Fig. 3.3: Studies on the release of cargo from heat- (a and b) and pH-responsive (c) liposomes. Changes in T1 relaxivity (r1) and fluorescence during heating and subsequent cooling of traditional temperature sensitive liposomes (TTSL) and non-temperature sensitive liposomes (NTSL). Increased fluorescence indicates the release of doxorubicin, since its dilution leads to dequenching; a) the irreversible increase in relaxivity and increase in fluorescence shows the release of the CA and doxorubicin; b) the reversible relaxivity increase stems from enhanced water permeability of the liposomal bilayer at elevated temperature. No increase in fluorescence is observed during heating, indicating that no doxorubicin is released. Addition of a detergent (Triton X) to destroy the liposomes leads to an increase in fluorescence, proving that the liposomes stayed intact during the hyperthermia treatment. Panels a and b adapted with permission from ref. 19. Copyright 2010, Elsevier; c) fraction of CA and model compound (carboxyfluorescein) released at different pH from pH-sensitive liposomes, calculated by increase in relaxivity (squares) and fluorescence (circles). Panel c adapted with permission from ref. 32. Copyright 2011, Elsevier.


The various reports described in this chapter support the feasibility of MRI-monitored liposomal drug delivery that relies on different stimuli to trigger drug release.

Nonetheless, this field is still facing various challenges and there are a few essential


topics for consideration. First of all, the basis of the approach lies in the assumption that the CA and the drug are released simultaneously. This certainly has to be proven for each individual case, since it depends on the physicochemical properties of the two compounds.29 These properties should therefore be as similar as possible to guarantee simultaneous release. Thus, the choice of the CA has a crucial influence on the imaging outcome. Besides the release kinetics, also the distribution and metabolism/excretion should ideally coincide. Since these characteristics are different for each compound, there is no ideal CA; instead, depending on the co-encapsulated drug, the best combination has to be established. Gadolinium complexes, for instance, are normally cleared rapidly from the delivery site. Conversely, manganese ions are often retained at their point of release owed to their interaction with phospholipids.27 Next to gadolinium and manganese, also the use of iron-based contrast agents has been suggested, offering the advantage of higher biocompatibility.26 However, the low T1 relaxivity compared to the other two types of CA restricts the application as it imposes the use of very high concentrations of the iron complexes.
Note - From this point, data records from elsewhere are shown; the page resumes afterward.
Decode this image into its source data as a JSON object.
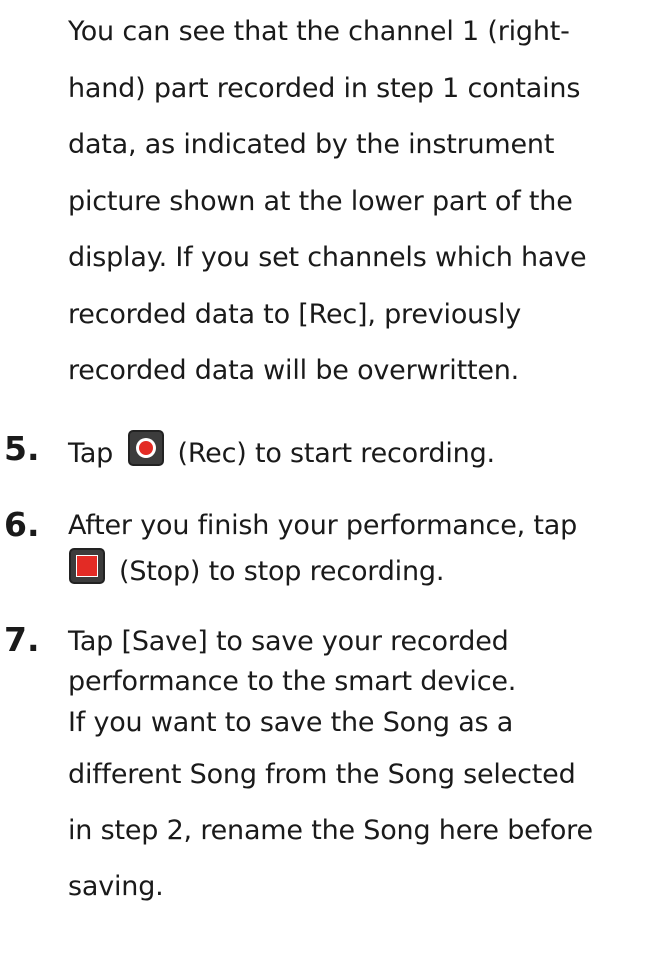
{
  "intro": {
    "lines": [
      "You can see that the channel 1 (right-",
      "hand) part recorded in step 1 contains",
      "data, as indicated by the instrument",
      "picture shown at the lower part of the",
      "display. If you set channels which have",
      "recorded data to [Rec], previously",
      "recorded data will be overwritten."
    ]
  },
  "steps": [
    {
      "number": "5.",
      "before_icon": "Tap",
      "icon": "rec-icon",
      "after_icon": "(Rec) to start recording."
    },
    {
      "number": "6.",
      "line1": "After you finish your performance, tap",
      "icon": "stop-icon",
      "after_icon": "(Stop) to stop recording."
    },
    {
      "number": "7.",
      "lines": [
        "Tap [Save] to save your recorded",
        "performance to the smart device.",
        "If you want to save the Song as a",
        "different Song from the Song selected",
        "in step 2, rename the Song here before",
        "saving."
      ]
    }
  ],
  "colors": {
    "text": "#1a1a1a",
    "icon_bg": "#3c3c3c",
    "icon_red": "#e32b25"
  }
}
The incorporation of high quantities of CAs into the liposomes is limited by the resulting osmotic pressure. In this respect, the use of uncharged gadolinium complexes (such as Gd-HP-DO3A or Gd-DTPA-BMA) is beneficial, as they can be loaded in a higher concentration resulting in a higher change in relaxivity before and after release.16 However, linear uncharged complexes are known to be less stable and hence bear a higher risk to release free GdIII ions causing severe side effects.52 One strategy to increase the concentration of the CA in the liposomes is to administer the CA and the
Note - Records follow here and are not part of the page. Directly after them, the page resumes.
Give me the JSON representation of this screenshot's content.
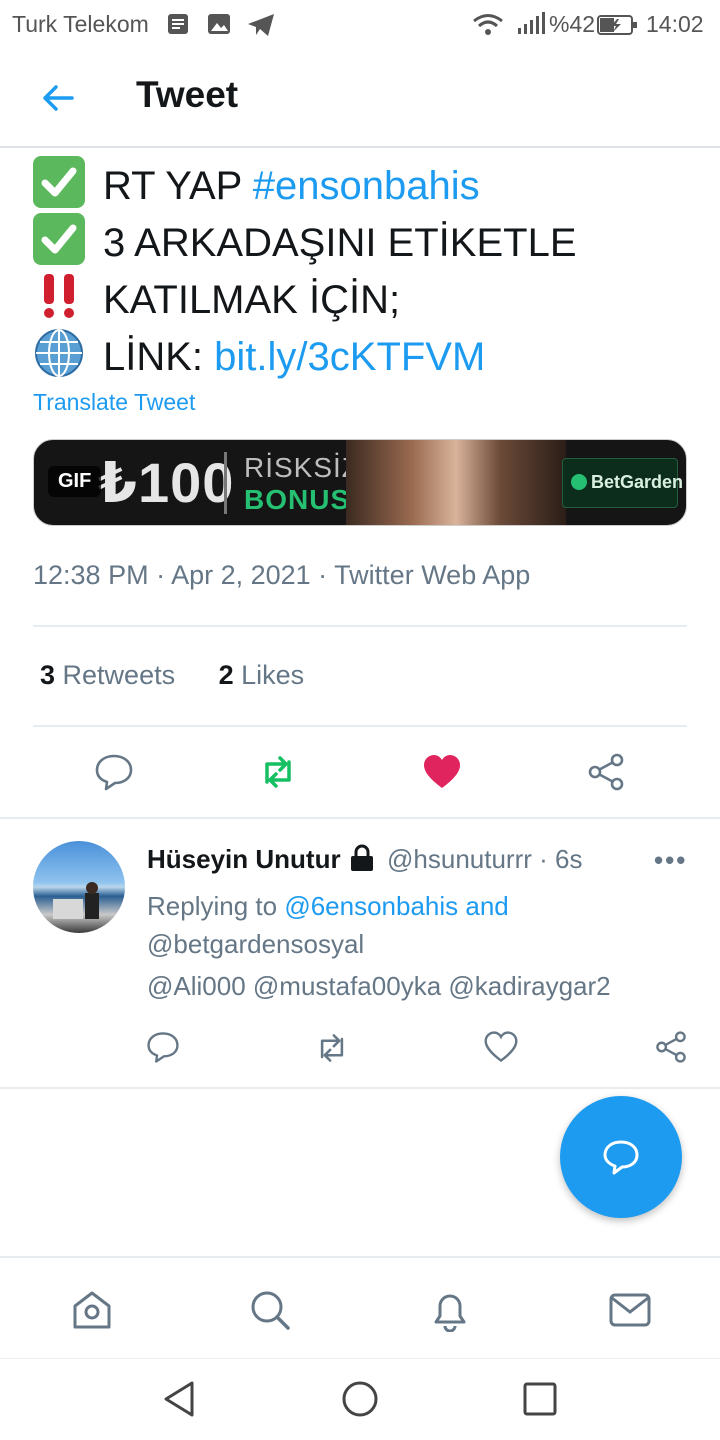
{
  "status_bar": {
    "carrier": "Turk Telekom",
    "battery": "%42",
    "time": "14:02",
    "icons": [
      "notes-icon",
      "image-icon",
      "telegram-icon",
      "wifi-icon",
      "signal-icon",
      "battery-icon"
    ]
  },
  "header": {
    "title": "Tweet"
  },
  "tweet": {
    "lines": [
      {
        "emoji": "check-mark-icon",
        "text": "RT YAP ",
        "link": "#ensonbahis"
      },
      {
        "emoji": "check-mark-icon",
        "text": "3 ARKADAŞINI ETİKETLE",
        "link": ""
      },
      {
        "emoji": "double-exclamation-icon",
        "text": "KATILMAK İÇİN;",
        "link": ""
      },
      {
        "emoji": "globe-icon",
        "text": "LİNK: ",
        "link": "bit.ly/3cKTFVM"
      }
    ],
    "translate_label": "Translate Tweet",
    "media": {
      "gif_badge": "GIF",
      "amount": "₺100",
      "line1": "RİSKSİZ",
      "line2": "BONUS",
      "brand": "BetGarden"
    },
    "meta": "12:38 PM · Apr 2, 2021 · Twitter Web App",
    "retweets_count": "3",
    "retweets_label": " Retweets",
    "likes_count": "2",
    "likes_label": " Likes"
  },
  "reply": {
    "name": "Hüseyin Unutur",
    "handle": "@hsunuturrr · 6s",
    "replying_to_prefix": "Replying to ",
    "replying_to_1": "@6ensonbahis and",
    "replying_to_2": "@betgardensosyal",
    "mentions": "@Ali000 @mustafa00yka @kadiraygar2",
    "more": "•••"
  },
  "colors": {
    "accent": "#1d9bf0",
    "retweet": "#17bf63",
    "like": "#e0245e",
    "muted": "#657786"
  }
}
The incorporation of high quantities of CAs into the liposomes is limited by the resulting osmotic pressure. In this respect, the use of uncharged gadolinium complexes (such as Gd-HP-DO3A or Gd-DTPA-BMA) is beneficial, as they can be loaded in a higher concentration resulting in a higher change in relaxivity before and after release.16 However, linear uncharged complexes are known to be less stable and hence bear a higher risk to release free GdIII ions causing severe side effects.52 One strategy to increase the concentration of the CA in the liposomes is to administer the CA and the

In document University of Groningen Molecular tools for light-navigated therapy Reeßing, Friederike (Page 97-115)